Directions>
Consider the entries below. Count the lines holding the string "JSON" and state the number only.
====== Data records
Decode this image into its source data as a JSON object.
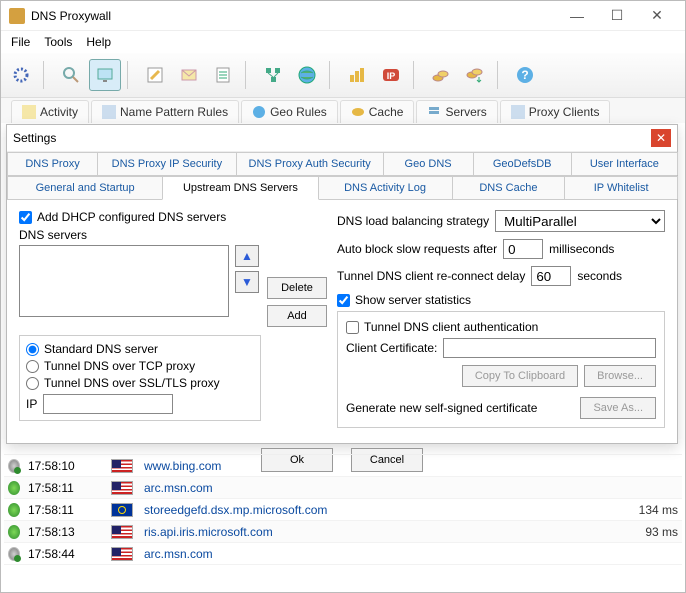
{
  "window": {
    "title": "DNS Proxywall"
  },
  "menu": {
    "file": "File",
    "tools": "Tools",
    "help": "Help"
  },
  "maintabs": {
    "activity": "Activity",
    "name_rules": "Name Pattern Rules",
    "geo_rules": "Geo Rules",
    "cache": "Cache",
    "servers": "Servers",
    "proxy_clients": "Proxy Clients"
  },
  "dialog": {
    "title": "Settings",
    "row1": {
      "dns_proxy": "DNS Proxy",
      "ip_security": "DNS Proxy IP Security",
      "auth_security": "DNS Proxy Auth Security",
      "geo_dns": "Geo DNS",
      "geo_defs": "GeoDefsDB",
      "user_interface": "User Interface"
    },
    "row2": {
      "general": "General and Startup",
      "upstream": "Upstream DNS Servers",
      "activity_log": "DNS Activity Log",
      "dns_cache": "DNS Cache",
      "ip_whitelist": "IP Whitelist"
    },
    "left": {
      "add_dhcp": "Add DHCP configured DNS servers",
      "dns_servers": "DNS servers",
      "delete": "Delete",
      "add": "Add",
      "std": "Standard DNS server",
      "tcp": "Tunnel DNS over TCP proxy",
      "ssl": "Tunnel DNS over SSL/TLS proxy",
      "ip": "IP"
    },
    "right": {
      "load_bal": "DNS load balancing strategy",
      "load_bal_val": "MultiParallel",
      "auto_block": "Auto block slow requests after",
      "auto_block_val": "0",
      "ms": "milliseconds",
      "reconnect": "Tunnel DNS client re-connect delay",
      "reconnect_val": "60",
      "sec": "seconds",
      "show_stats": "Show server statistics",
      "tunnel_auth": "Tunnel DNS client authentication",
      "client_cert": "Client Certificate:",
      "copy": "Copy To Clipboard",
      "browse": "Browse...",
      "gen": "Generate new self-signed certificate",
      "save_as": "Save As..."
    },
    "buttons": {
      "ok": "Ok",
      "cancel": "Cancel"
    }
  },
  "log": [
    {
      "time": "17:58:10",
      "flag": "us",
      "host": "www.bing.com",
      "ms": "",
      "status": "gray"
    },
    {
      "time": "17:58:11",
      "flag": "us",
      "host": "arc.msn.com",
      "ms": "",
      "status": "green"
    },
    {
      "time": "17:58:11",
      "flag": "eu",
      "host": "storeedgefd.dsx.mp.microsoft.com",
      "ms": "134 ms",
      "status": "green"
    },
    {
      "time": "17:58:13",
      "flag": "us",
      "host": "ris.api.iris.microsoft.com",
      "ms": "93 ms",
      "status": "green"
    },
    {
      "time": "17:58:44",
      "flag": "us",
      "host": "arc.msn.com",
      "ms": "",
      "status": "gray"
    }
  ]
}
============
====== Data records
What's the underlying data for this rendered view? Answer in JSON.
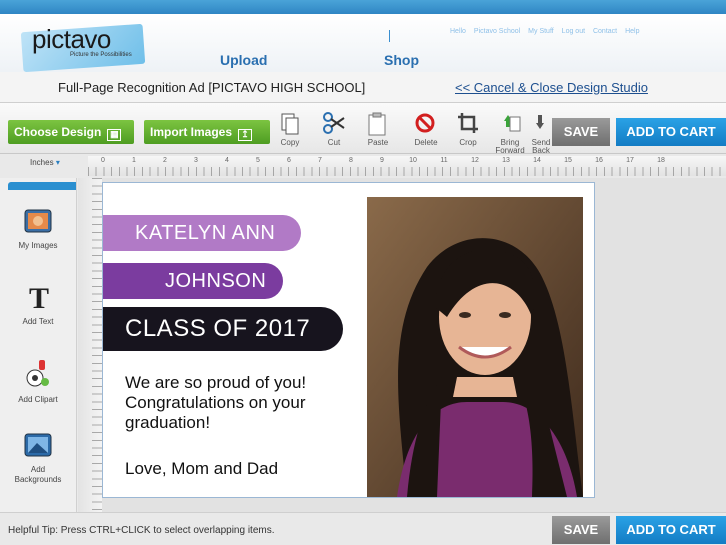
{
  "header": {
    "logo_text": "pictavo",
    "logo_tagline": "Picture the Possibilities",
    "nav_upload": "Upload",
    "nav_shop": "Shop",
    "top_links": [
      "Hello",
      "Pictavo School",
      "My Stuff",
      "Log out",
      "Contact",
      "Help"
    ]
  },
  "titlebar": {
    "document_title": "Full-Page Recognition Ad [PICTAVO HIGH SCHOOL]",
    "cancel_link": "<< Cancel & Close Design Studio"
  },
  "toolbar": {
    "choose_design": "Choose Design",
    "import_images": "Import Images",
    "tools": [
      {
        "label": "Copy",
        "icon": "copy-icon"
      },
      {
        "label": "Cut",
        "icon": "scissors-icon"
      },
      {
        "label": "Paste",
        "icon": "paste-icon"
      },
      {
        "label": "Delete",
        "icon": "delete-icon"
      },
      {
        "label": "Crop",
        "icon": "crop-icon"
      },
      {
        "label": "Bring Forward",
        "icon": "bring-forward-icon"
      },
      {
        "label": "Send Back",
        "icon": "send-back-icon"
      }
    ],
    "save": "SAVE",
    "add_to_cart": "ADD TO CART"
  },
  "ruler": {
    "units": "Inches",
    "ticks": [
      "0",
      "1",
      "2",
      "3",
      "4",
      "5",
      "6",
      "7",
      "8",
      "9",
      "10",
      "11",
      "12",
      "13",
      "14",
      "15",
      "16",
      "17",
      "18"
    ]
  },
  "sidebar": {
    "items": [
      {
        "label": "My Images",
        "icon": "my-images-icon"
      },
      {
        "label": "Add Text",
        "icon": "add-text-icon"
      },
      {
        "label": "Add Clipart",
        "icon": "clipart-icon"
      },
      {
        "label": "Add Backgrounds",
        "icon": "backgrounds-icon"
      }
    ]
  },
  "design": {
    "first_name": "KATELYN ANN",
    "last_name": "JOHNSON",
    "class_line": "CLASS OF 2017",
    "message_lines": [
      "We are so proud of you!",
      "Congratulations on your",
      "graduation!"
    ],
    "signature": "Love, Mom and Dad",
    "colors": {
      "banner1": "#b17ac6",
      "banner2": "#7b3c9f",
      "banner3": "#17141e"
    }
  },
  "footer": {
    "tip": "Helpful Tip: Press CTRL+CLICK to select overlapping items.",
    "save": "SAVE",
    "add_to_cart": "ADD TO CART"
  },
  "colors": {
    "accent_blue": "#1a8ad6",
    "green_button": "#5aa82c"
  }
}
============
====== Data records
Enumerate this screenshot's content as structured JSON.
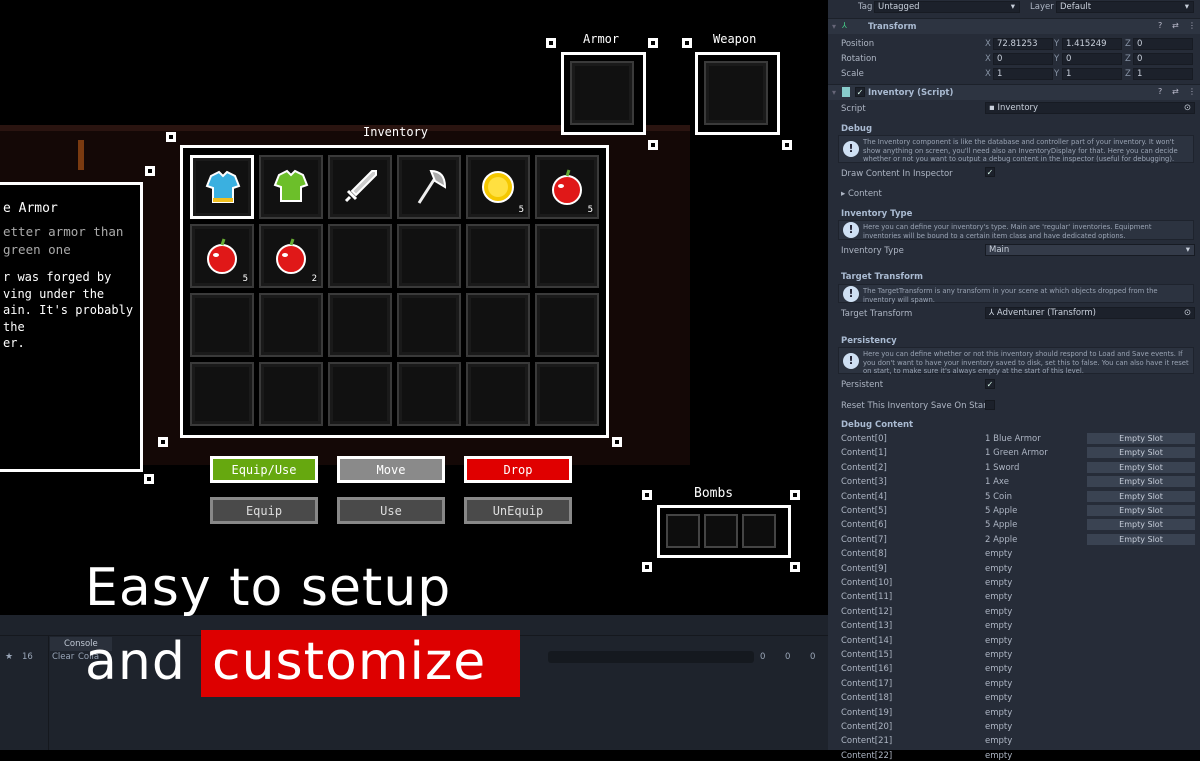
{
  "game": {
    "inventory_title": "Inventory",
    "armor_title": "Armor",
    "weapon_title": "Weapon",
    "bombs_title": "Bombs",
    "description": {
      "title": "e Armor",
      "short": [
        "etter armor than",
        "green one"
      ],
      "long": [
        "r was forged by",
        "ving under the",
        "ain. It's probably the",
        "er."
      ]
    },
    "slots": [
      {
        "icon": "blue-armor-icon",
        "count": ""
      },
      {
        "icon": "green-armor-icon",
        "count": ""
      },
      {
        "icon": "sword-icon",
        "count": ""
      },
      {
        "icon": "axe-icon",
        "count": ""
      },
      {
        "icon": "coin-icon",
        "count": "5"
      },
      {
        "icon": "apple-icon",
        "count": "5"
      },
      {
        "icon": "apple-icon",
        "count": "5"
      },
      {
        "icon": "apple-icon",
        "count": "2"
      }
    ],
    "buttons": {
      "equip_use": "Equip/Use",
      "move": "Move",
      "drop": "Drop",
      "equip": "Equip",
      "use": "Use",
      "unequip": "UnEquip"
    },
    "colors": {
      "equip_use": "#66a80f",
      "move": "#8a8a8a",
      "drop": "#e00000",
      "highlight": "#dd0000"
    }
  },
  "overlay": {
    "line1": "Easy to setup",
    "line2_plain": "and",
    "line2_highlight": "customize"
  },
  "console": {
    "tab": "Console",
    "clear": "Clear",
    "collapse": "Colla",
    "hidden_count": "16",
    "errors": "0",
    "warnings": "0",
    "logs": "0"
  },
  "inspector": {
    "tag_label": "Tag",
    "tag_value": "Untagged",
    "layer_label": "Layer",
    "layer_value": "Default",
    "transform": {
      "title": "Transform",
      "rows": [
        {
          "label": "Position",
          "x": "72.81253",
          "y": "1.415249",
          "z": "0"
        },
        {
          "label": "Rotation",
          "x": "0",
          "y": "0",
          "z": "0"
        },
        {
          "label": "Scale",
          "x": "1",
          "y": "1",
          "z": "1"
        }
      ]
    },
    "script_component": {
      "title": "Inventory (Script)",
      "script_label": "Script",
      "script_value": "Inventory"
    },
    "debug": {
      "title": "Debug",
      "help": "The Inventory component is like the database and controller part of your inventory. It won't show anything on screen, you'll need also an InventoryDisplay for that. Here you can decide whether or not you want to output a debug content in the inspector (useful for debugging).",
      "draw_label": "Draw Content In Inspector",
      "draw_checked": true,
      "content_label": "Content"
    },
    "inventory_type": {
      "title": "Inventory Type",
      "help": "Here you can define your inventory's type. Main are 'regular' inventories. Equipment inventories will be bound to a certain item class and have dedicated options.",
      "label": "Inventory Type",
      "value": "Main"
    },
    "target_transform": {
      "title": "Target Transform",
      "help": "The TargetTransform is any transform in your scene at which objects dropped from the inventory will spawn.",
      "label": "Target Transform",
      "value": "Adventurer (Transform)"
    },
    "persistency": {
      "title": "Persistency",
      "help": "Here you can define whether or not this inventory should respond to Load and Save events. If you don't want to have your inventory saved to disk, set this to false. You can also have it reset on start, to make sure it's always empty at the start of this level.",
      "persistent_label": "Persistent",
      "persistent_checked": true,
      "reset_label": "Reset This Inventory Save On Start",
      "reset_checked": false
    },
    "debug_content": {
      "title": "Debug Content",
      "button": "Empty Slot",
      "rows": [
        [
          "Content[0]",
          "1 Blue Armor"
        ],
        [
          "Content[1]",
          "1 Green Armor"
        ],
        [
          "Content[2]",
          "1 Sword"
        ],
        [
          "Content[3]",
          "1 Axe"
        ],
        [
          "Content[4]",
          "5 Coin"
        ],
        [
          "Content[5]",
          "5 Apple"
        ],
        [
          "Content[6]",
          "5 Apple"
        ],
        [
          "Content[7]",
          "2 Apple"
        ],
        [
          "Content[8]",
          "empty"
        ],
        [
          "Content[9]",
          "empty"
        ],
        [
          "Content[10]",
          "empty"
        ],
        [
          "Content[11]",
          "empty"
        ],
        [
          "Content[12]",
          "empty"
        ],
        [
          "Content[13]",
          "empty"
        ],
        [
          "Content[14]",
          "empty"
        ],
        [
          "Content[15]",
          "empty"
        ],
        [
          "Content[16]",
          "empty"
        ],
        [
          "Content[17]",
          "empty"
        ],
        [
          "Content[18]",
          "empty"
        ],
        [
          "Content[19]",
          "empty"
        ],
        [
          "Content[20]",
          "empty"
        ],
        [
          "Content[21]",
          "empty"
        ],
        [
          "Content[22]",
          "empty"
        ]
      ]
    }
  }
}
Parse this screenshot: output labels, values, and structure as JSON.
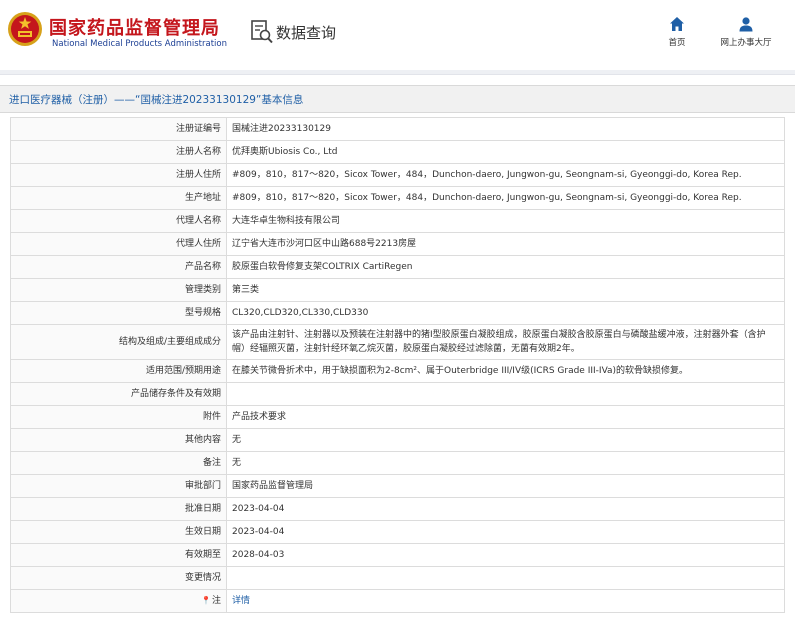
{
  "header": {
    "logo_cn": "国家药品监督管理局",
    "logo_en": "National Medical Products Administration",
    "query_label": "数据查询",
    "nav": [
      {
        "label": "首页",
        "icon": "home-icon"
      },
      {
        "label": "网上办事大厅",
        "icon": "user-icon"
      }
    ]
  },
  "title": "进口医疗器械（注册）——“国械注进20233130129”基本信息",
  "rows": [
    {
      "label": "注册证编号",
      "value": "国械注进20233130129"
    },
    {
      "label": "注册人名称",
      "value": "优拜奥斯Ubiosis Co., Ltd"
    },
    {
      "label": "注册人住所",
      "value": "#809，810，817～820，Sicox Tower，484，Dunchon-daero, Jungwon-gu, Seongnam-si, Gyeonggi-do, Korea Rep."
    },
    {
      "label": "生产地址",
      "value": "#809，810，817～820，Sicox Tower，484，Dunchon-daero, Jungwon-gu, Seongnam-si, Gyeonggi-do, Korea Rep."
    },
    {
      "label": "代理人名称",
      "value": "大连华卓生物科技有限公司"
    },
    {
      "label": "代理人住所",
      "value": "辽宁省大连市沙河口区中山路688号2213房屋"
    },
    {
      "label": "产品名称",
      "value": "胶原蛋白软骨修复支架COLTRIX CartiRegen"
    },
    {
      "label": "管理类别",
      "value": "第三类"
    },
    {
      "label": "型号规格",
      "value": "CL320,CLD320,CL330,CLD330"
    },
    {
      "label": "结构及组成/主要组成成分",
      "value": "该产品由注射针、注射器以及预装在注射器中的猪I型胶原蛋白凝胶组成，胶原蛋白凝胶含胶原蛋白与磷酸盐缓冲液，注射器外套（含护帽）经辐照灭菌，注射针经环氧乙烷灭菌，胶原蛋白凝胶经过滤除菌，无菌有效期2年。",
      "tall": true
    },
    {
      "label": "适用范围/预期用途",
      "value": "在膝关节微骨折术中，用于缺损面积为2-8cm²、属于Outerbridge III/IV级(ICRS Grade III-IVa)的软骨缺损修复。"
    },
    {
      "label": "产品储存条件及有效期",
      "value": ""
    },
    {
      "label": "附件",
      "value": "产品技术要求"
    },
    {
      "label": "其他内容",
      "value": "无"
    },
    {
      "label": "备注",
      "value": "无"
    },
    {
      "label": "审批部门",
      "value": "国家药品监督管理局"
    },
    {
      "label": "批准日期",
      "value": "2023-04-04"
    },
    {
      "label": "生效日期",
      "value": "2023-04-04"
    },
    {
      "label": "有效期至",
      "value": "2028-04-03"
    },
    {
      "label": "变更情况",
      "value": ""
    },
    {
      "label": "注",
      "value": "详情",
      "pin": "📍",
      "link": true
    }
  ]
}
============
Task result>
4